Closing arguments. If you have ever watched a television series that is in any way law-related (e.g. the ever-popular Law & Order series), you have probably seen at least part of a closing argument. The term "closing argument" is pretty self-explanatory—it is the final argument made by an attorney (or self-representing party) at the closing of a hearing or trial. But regardless of how simple a closing argument sounds, it is actually quite complex when you take into consideration the importance of your closing argument, as well as the precise manner in which you must deliver it to the jury.
Closing arguments are the culmination of a jury trial—the last and final chance to communicate directly with the jury. If done properly, the closing argument will have a lasting impact on each jury member’s psyche, whether the argument simply reinforces that member’s beliefs that they should rule in your favor, or whether it sways a juror who was toying with the idea of ruling against you.
This article will help you to understand the art of a closing argument. We will also take a look at what makes a "killer" closing argument by comparing some popular American movies.
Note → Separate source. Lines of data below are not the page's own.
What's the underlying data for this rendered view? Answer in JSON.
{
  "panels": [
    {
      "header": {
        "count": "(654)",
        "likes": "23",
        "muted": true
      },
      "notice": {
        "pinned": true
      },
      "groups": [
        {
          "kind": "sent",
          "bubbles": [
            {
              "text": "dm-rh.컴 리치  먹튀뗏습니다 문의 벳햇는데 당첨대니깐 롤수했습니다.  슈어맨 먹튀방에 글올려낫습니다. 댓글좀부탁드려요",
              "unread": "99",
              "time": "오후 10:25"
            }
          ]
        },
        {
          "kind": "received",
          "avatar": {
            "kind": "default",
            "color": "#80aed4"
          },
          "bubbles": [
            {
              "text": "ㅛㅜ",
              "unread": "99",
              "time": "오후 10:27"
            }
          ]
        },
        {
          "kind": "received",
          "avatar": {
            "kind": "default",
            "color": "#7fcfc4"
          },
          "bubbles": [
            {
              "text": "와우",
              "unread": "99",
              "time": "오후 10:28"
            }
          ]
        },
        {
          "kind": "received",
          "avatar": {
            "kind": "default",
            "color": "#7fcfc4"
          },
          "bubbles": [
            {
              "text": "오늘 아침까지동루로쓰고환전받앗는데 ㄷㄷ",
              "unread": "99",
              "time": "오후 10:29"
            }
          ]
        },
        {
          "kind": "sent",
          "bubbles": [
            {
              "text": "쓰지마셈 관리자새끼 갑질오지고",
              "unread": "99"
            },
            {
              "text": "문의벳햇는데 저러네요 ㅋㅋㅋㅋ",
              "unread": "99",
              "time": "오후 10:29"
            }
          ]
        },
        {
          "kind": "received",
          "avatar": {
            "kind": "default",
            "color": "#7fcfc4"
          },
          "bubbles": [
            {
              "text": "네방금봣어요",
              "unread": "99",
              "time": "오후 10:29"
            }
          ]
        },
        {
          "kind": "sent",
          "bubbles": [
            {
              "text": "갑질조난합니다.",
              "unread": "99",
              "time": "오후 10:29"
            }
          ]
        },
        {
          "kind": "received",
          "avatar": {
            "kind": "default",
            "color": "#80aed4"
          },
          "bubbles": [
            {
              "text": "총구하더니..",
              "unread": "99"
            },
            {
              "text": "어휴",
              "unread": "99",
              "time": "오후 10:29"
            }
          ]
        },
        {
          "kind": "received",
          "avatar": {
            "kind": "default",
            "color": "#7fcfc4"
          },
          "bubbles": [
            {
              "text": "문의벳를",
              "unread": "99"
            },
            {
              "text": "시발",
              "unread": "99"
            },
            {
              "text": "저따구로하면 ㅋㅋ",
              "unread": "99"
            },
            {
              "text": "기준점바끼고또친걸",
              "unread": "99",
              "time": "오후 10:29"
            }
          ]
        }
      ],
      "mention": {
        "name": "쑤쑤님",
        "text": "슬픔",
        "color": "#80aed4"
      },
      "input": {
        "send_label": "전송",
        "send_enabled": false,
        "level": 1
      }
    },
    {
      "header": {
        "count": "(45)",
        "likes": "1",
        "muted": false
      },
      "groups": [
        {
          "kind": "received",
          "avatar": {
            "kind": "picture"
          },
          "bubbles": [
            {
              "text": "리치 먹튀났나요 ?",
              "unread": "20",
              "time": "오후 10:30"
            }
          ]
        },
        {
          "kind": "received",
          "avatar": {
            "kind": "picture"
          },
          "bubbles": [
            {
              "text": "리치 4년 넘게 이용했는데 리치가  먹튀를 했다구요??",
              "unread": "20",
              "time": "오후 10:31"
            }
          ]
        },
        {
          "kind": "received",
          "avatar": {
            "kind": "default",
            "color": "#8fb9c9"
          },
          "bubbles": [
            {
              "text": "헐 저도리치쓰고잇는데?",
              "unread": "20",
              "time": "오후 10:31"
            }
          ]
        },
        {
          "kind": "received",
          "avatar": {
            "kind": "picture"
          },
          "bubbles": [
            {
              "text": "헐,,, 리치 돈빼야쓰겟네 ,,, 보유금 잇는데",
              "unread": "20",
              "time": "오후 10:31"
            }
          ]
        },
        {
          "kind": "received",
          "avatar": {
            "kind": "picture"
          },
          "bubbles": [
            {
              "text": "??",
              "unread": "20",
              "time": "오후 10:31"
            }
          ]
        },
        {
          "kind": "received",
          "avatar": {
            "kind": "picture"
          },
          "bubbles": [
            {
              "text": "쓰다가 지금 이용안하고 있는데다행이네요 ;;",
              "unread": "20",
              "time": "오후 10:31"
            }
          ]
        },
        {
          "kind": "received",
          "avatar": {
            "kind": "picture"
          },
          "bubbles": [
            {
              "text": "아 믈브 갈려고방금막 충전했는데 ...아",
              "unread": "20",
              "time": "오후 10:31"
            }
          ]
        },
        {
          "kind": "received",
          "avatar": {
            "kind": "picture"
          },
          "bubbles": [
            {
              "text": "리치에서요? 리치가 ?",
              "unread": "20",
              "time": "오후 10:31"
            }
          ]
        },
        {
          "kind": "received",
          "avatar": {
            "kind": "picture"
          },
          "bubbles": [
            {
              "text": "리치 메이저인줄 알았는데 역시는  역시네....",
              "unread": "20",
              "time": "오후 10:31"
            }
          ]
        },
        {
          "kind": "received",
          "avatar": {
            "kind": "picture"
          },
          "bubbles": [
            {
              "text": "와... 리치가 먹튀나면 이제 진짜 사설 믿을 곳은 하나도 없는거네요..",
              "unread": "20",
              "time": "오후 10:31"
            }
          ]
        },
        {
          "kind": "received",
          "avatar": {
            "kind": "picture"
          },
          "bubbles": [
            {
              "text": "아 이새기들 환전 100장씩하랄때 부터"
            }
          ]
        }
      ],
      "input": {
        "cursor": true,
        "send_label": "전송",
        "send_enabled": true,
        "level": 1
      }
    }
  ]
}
So, if you are currently involved in a trial, this information will be helpful to both you (especially if you are representing yourself) and your attorney.
Now, let’s go over the basic components of a closing argument.